My experiences as a transgender woman have taught me as much.  Lesbians, gay men, bisexuals, transgenders and others who don't fit into traditional notions about sexual and gender identity, by ourselves, are much more vulnerable to bigotry and violence when we are seen as the exceptions and the freaks--in other words, when other people cannot, or do not, see us as one of them.  And, people start to understand that we are as worthy of the same rights as they have when we are their sisters, brothers, parents, friends and colleagues.  

The same is true of cyclists, I believe.  Too often, we are seen as renegades or as members of some "over-privileged" group.  Or, people who don't ride think our lives are less valuable because we, for whatever reasons, aren't driving instead of pedaling.  On more than one occasion, I've heard people say, in essence, that the cyclist "had it coming" to him or her when he or she was struck or run down by a car or truck.

At such moments, we--cyclists--are an abstraction or bogeymen, and the word "cyclist" becomes an epithet.  That is because we are not seen as writers, teachers, engineers, carpenters or other professionals or tradespeople--or business people--who happen to ride bikes.  And we are also not thought of as someone's sibling or mother or father.

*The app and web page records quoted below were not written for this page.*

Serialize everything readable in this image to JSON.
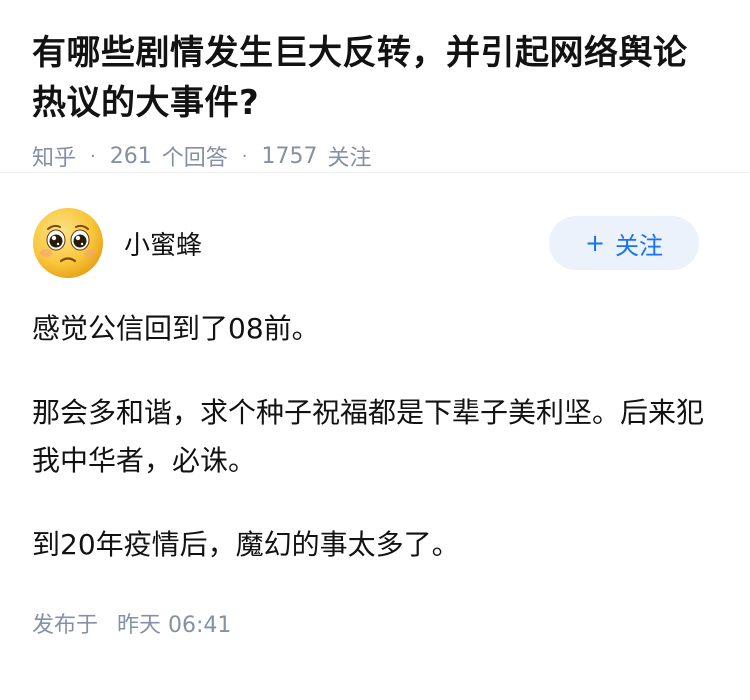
{
  "question": {
    "title": "有哪些剧情发生巨大反转，并引起网络舆论热议的大事件?",
    "source": "知乎",
    "answer_count": "261",
    "answer_label": "个回答",
    "follow_count": "1757",
    "follow_label": "关注"
  },
  "answer": {
    "author": "小蜜蜂",
    "follow_button_label": "关注",
    "paragraphs": [
      "感觉公信回到了08前。",
      "那会多和谐，求个种子祝福都是下辈子美利坚。后来犯我中华者，必诛。",
      "到20年疫情后，魔幻的事太多了。"
    ],
    "publish_label": "发布于",
    "publish_time": "昨天 06:41"
  },
  "colors": {
    "muted": "#8590a6",
    "accent": "#1772f6",
    "button_bg": "#ebf2fc"
  },
  "icons": {
    "avatar": "pleading-face-emoji",
    "follow_plus": "plus-icon"
  }
}
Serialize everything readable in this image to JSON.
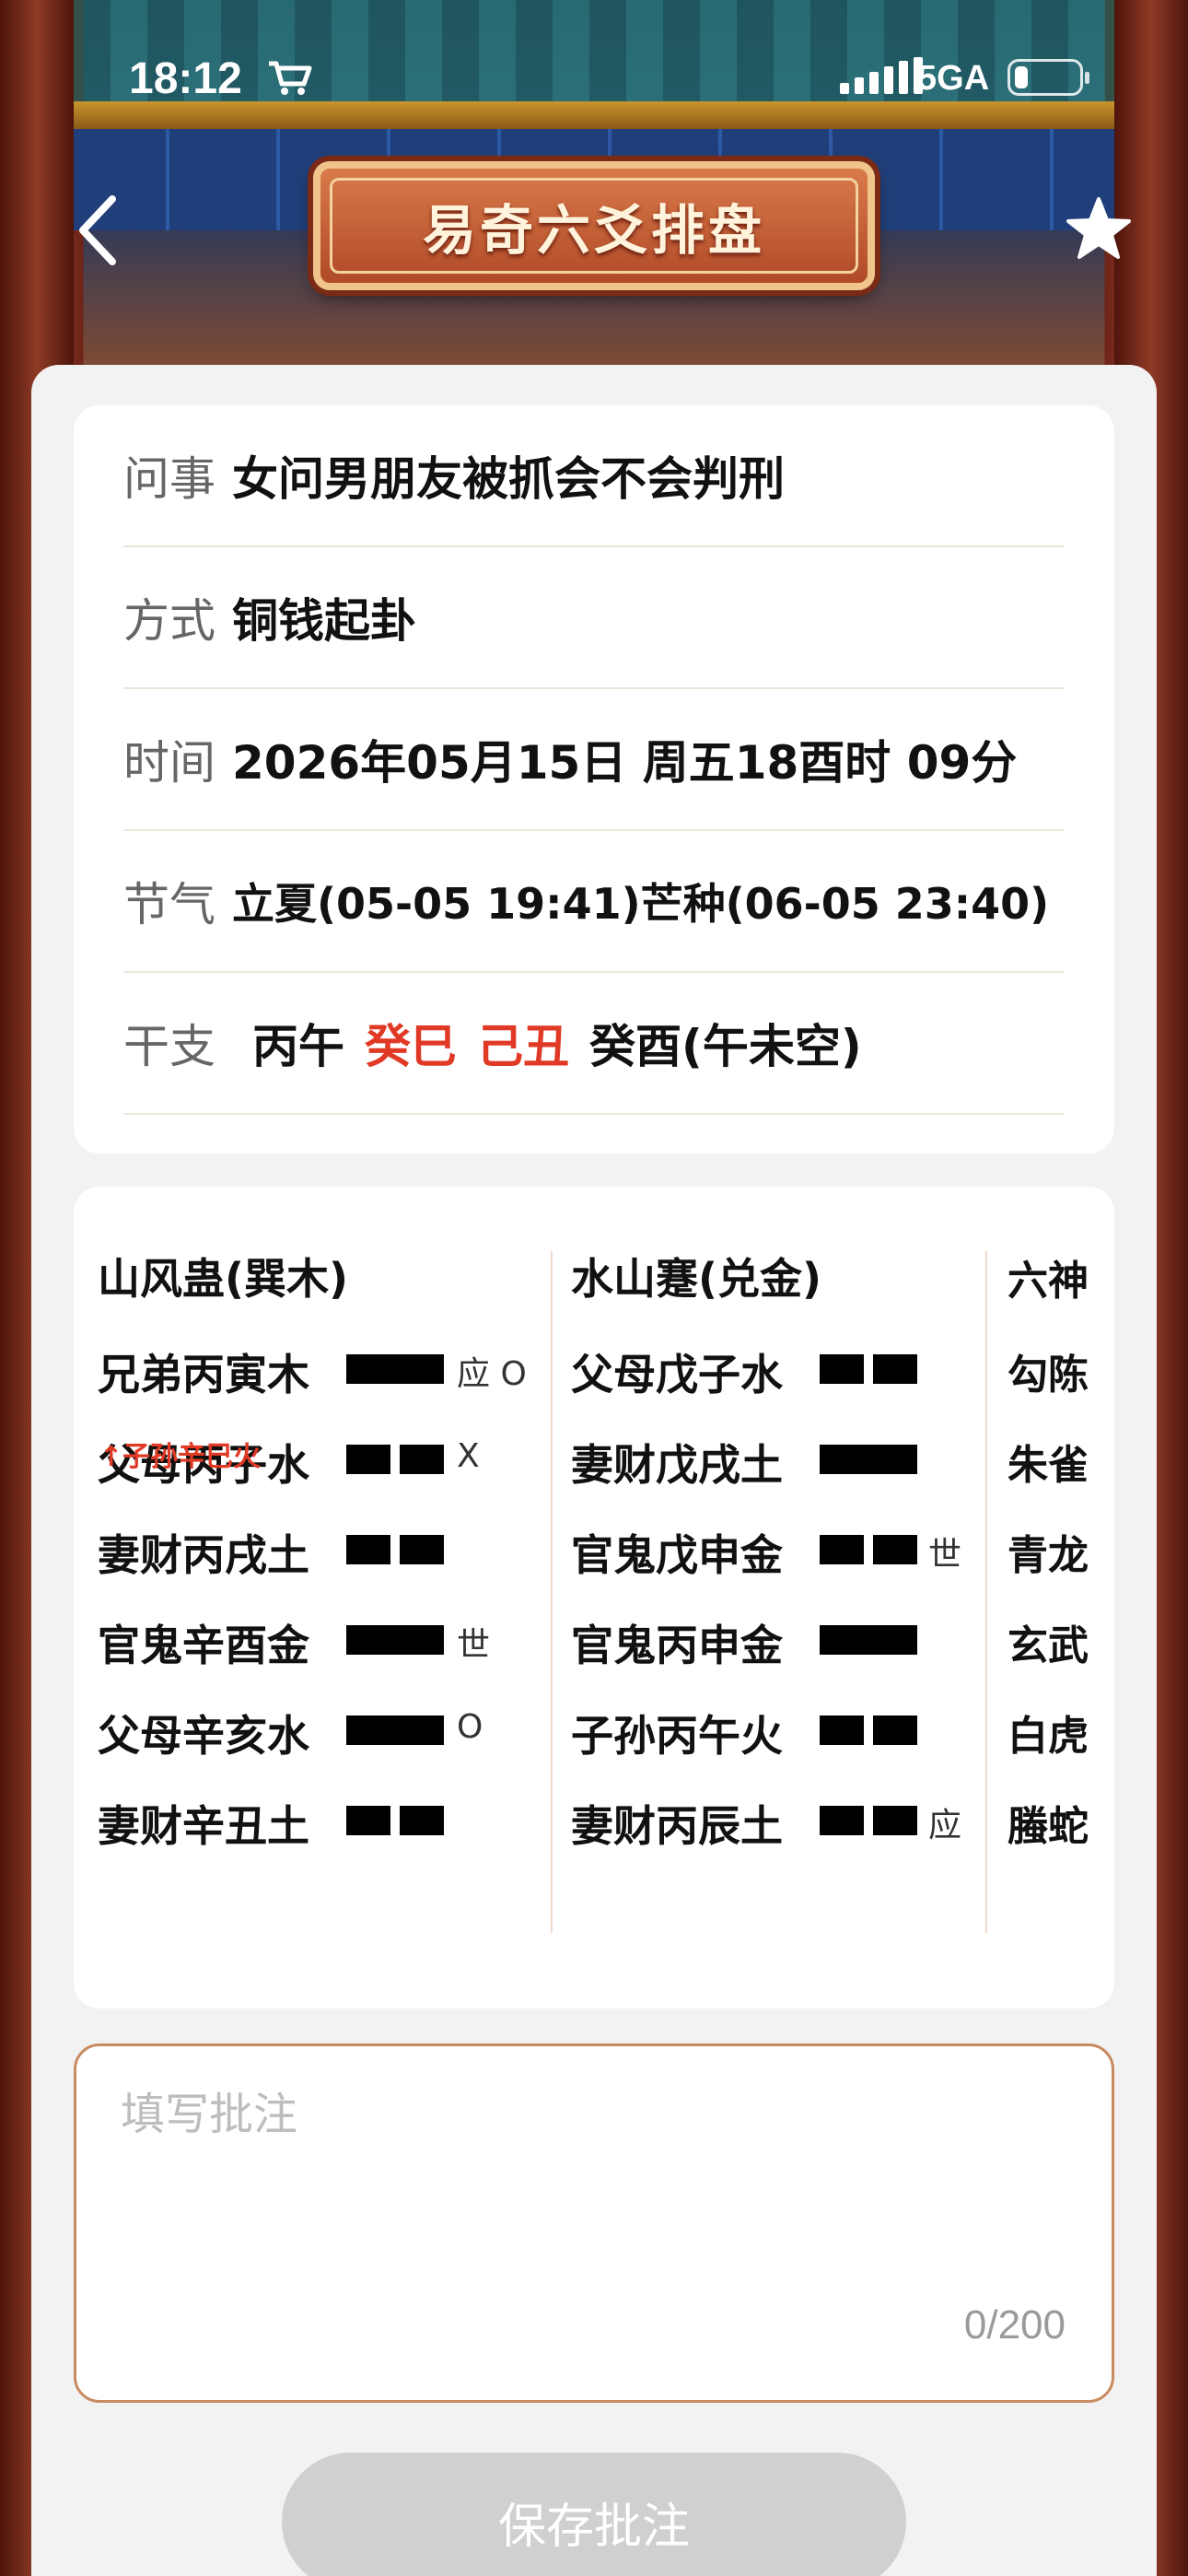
{
  "status_bar": {
    "time": "18:12",
    "network": "5GA"
  },
  "nav": {
    "title": "易奇六爻排盘"
  },
  "info": {
    "rows": [
      {
        "label": "问事",
        "value": "女问男朋友被抓会不会判刑"
      },
      {
        "label": "方式",
        "value": "铜钱起卦"
      },
      {
        "label": "时间",
        "value": "2026年05月15日 周五18酉时 09分"
      },
      {
        "label": "节气",
        "value": "立夏(05-05 19:41)芒种(06-05 23:40)"
      }
    ],
    "ganzhi": {
      "label": "干支",
      "year": "丙午",
      "month": "癸巳",
      "day": "己丑",
      "hour": "癸酉(午未空)"
    }
  },
  "hexagram": {
    "main": {
      "name": "山风蛊(巽木)",
      "lines": [
        {
          "label": "兄弟丙寅木",
          "type": "yang",
          "mark": "应 O"
        },
        {
          "label": "父母丙子水",
          "type": "yin",
          "mark": "X",
          "fu": "↑子孙辛巳火"
        },
        {
          "label": "妻财丙戌土",
          "type": "yin",
          "mark": ""
        },
        {
          "label": "官鬼辛酉金",
          "type": "yang",
          "mark": "世"
        },
        {
          "label": "父母辛亥水",
          "type": "yang",
          "mark": "O"
        },
        {
          "label": "妻财辛丑土",
          "type": "yin",
          "mark": ""
        }
      ]
    },
    "changed": {
      "name": "水山蹇(兑金)",
      "lines": [
        {
          "label": "父母戊子水",
          "type": "yin",
          "mark": ""
        },
        {
          "label": "妻财戊戌土",
          "type": "yang",
          "mark": ""
        },
        {
          "label": "官鬼戊申金",
          "type": "yin",
          "mark": "世"
        },
        {
          "label": "官鬼丙申金",
          "type": "yang",
          "mark": ""
        },
        {
          "label": "子孙丙午火",
          "type": "yin",
          "mark": ""
        },
        {
          "label": "妻财丙辰土",
          "type": "yin",
          "mark": "应"
        }
      ]
    },
    "six_spirits": {
      "header": "六神",
      "items": [
        "勾陈",
        "朱雀",
        "青龙",
        "玄武",
        "白虎",
        "螣蛇"
      ]
    }
  },
  "notes": {
    "placeholder": "填写批注",
    "count": "0/200"
  },
  "save_button": "保存批注"
}
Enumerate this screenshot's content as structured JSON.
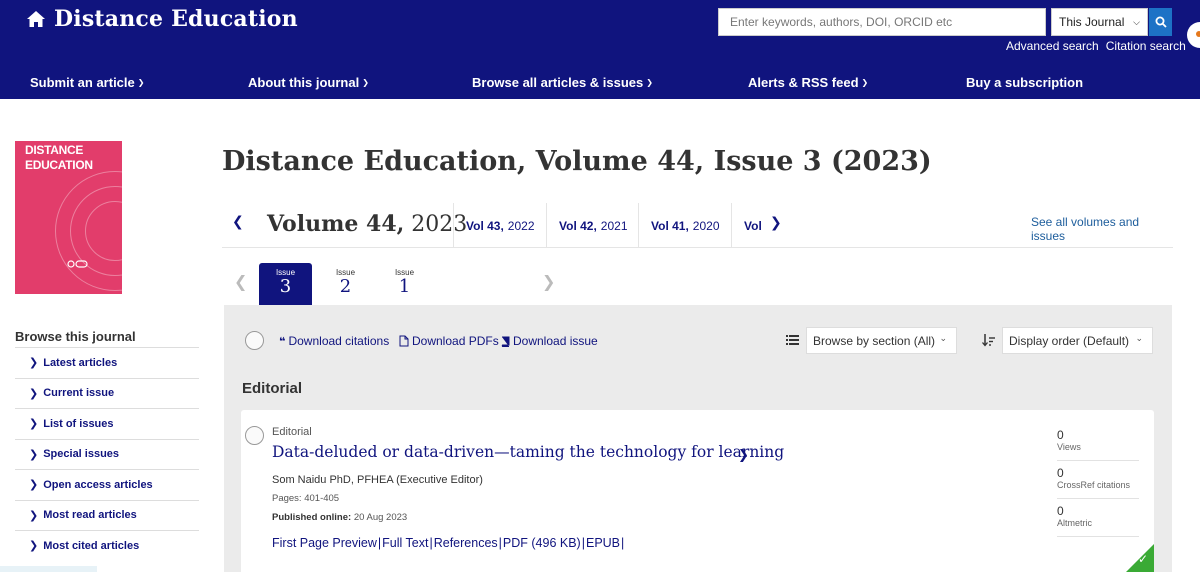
{
  "header": {
    "brand": "Distance Education",
    "search_placeholder": "Enter keywords, authors, DOI, ORCID etc",
    "search_scope": "This Journal",
    "advanced_search": "Advanced search",
    "citation_search": "Citation search"
  },
  "nav": [
    {
      "label": "Submit an article",
      "has_caret": true
    },
    {
      "label": "About this journal",
      "has_caret": true
    },
    {
      "label": "Browse all articles & issues",
      "has_caret": true
    },
    {
      "label": "Alerts & RSS feed",
      "has_caret": true
    },
    {
      "label": "Buy a subscription",
      "has_caret": false
    }
  ],
  "cover": {
    "title_line1": "DISTANCE",
    "title_line2": "EDUCATION",
    "colors": {
      "background": "#e23d6b"
    }
  },
  "sidebar": {
    "title": "Browse this journal",
    "items": [
      "Latest articles",
      "Current issue",
      "List of issues",
      "Special issues",
      "Open access articles",
      "Most read articles",
      "Most cited articles"
    ]
  },
  "page_title": "Distance Education, Volume 44, Issue 3 (2023)",
  "volumes": {
    "current_label": "Volume 44,",
    "current_year": "2023",
    "others": [
      {
        "vol": "Vol 43,",
        "year": "2022"
      },
      {
        "vol": "Vol 42,",
        "year": "2021"
      },
      {
        "vol": "Vol 41,",
        "year": "2020"
      },
      {
        "vol": "Vol",
        "year": ""
      }
    ],
    "see_all": "See all volumes and issues"
  },
  "issues": {
    "label": "Issue",
    "items": [
      {
        "num": "3",
        "active": true
      },
      {
        "num": "2",
        "active": false
      },
      {
        "num": "1",
        "active": false
      }
    ]
  },
  "toolbar": {
    "download_citations": "Download citations",
    "download_pdfs": "Download PDFs",
    "download_issue": "Download issue",
    "browse_by_section": "Browse by section (All)",
    "display_order": "Display order (Default)"
  },
  "section": "Editorial",
  "article": {
    "type": "Editorial",
    "title": "Data-deluded or data-driven—taming the technology for learning",
    "author": "Som Naidu PhD, PFHEA (Executive Editor)",
    "pages": "Pages: 401-405",
    "published_label": "Published online:",
    "published_date": "20 Aug 2023",
    "links": [
      "First Page Preview",
      "Full Text",
      "References",
      "PDF (496 KB)",
      "EPUB"
    ],
    "metrics": [
      {
        "value": "0",
        "label": "Views"
      },
      {
        "value": "0",
        "label": "CrossRef citations"
      },
      {
        "value": "0",
        "label": "Altmetric"
      }
    ]
  },
  "colors": {
    "header_bg": "#10147e",
    "link": "#10147e",
    "search_btn": "#1d72c6",
    "access_badge": "#3aaa35"
  }
}
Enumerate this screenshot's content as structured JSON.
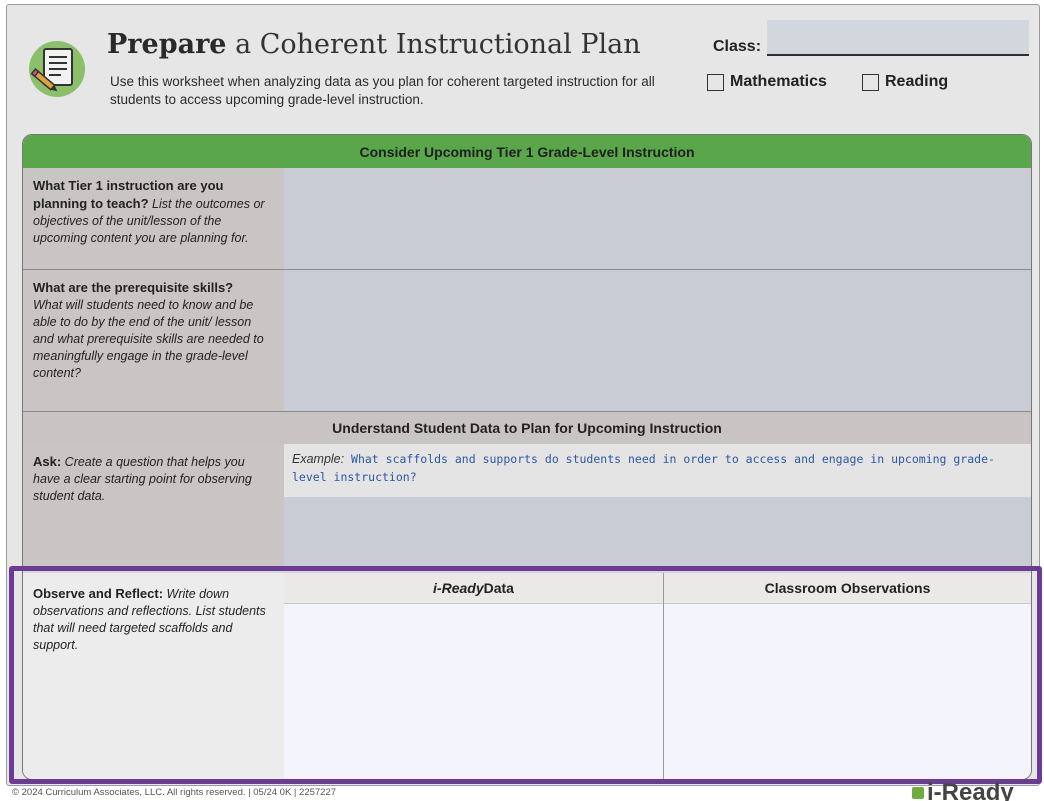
{
  "header": {
    "title_strong": "Prepare",
    "title_rest": " a Coherent Instructional Plan",
    "subtitle": "Use this worksheet when analyzing data as you plan for coherent targeted instruction for all students to access upcoming grade-level instruction.",
    "class_label": "Class:",
    "options": [
      "Mathematics",
      "Reading"
    ]
  },
  "sections": {
    "tier1_heading": "Consider Upcoming Tier 1 Grade-Level Instruction",
    "data_heading": "Understand Student Data to Plan for Upcoming Instruction"
  },
  "rows": {
    "tier1": {
      "question": "What Tier 1 instruction are you planning to teach?",
      "hint": " List the outcomes or objectives of the unit/lesson of the upcoming content you are planning for."
    },
    "prereq": {
      "question": "What are the prerequisite skills?",
      "hint": "What will students need to know and be able to do by the end of the unit/ lesson and what prerequisite skills are needed to meaningfully engage in the grade-level content?"
    },
    "ask": {
      "label": "Ask:",
      "hint": " Create a question that helps you have a clear starting point for observing student data.",
      "example_label": "Example:",
      "example_text": " What scaffolds and supports do students need in order to access and engage in upcoming grade-level instruction?"
    },
    "observe": {
      "label": "Observe and Reflect:",
      "hint_italic": " Write down",
      "hint_rest": " observations and reflections. List students that will need targeted scaffolds and support.",
      "col1_brand": "i-Ready",
      "col1_rest": " Data",
      "col2": "Classroom Observations"
    }
  },
  "footer": {
    "copyright": "© 2024 Curriculum Associates, LLC. All rights reserved.  |  05/24 0K  |  2257227",
    "brand": "i-Ready"
  },
  "colors": {
    "green_band": "#5aa64a",
    "gray_band": "#c8c4c4",
    "input_fill": "#c9ccd4",
    "highlight": "#6b3b95",
    "example_text": "#2d56a0"
  }
}
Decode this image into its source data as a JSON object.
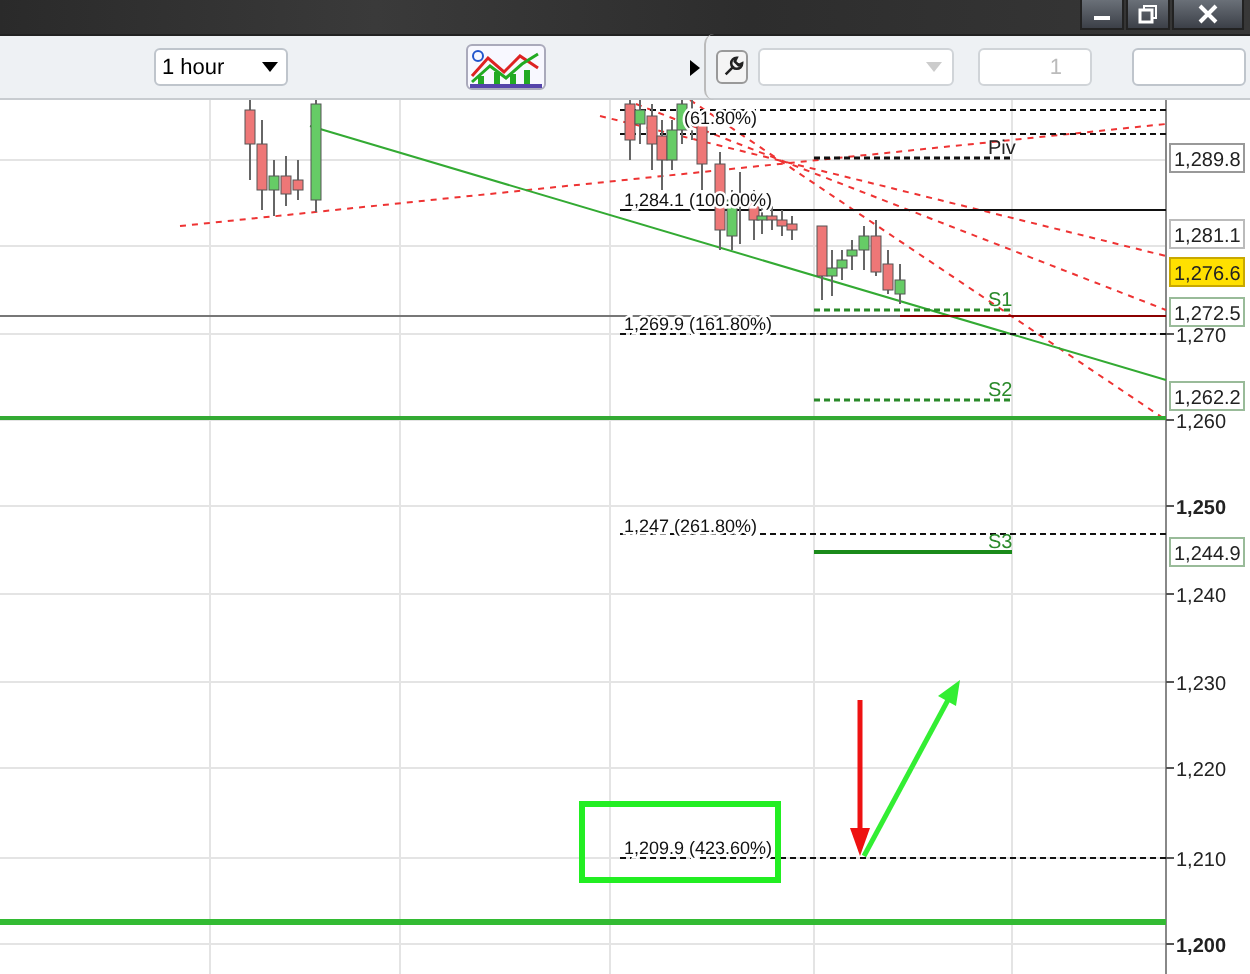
{
  "toolbar": {
    "timeframe": "1 hour",
    "quantity": {
      "value": "1",
      "disabled": true
    }
  },
  "chart": {
    "axis_labels": [
      {
        "text": "1,270",
        "major": false
      },
      {
        "text": "1,260",
        "major": false
      },
      {
        "text": "1,250",
        "major": true
      },
      {
        "text": "1,240",
        "major": false
      },
      {
        "text": "1,230",
        "major": false
      },
      {
        "text": "1,220",
        "major": false
      },
      {
        "text": "1,210",
        "major": false
      },
      {
        "text": "1,200",
        "major": true
      }
    ],
    "price_tags": [
      {
        "text": "1,289.8",
        "kind": "level"
      },
      {
        "text": "1,281.1",
        "kind": "sell"
      },
      {
        "text": "1,276.6",
        "kind": "current"
      },
      {
        "text": "1,272.5",
        "kind": "support"
      },
      {
        "text": "1,262.2",
        "kind": "support"
      },
      {
        "text": "1,244.9",
        "kind": "support"
      }
    ],
    "fib_labels": [
      "(61.80%)",
      "1,284.1 (100.00%)",
      "1,269.9 (161.80%)",
      "1,247 (261.80%)",
      "1,209.9 (423.60%)"
    ],
    "pivot_labels": [
      {
        "text": "Piv",
        "kind": "pivot"
      },
      {
        "text": "S1",
        "kind": "support"
      },
      {
        "text": "S2",
        "kind": "support"
      },
      {
        "text": "S3",
        "kind": "support"
      }
    ]
  }
}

It's a lot easier to blame a victim you don't know anything about.  But when the person who's hit or run down is a loved one, finger-pointing and excuse-making just won't do.  Instead, you want answers.

Who?  How?  Why?  Those are the questions Jessica Martinez is asking, I imagine.  Police in San Antonio, Texas found her gravely injured father, Santiago Castillo, on the side of a street on the city's East Side.  Skid marks on the scene indicate that Castillo and his bicycle were dragged as much as 50 yards and a surveillance video from a nearby home show that two vehicles, including a dark SUV, struck him.

What makes this incident particularly egregious is that, according to the neighbor, one of the drivers stopped--to remove Castillo's bicycle from his car.  "So they had enough time to get [the bicycle] out of the bumper," said Linda Garcia, another relative of Castillo.  "But they didn't have enough time to wait there with him."  He lay on the street, at the intersection of Denver and Piedmont, until police arrived and he was rushed to the hospital.

Santiago Castillo, a 61-year-old father, died half an hour later.

I don't know whether Linda Garcia or Jessica Martinez ride, or have ever ridden, bicycles.  But someone they love has been killed by a hit-and-run driver.  He was a cyclist.  And they want answers.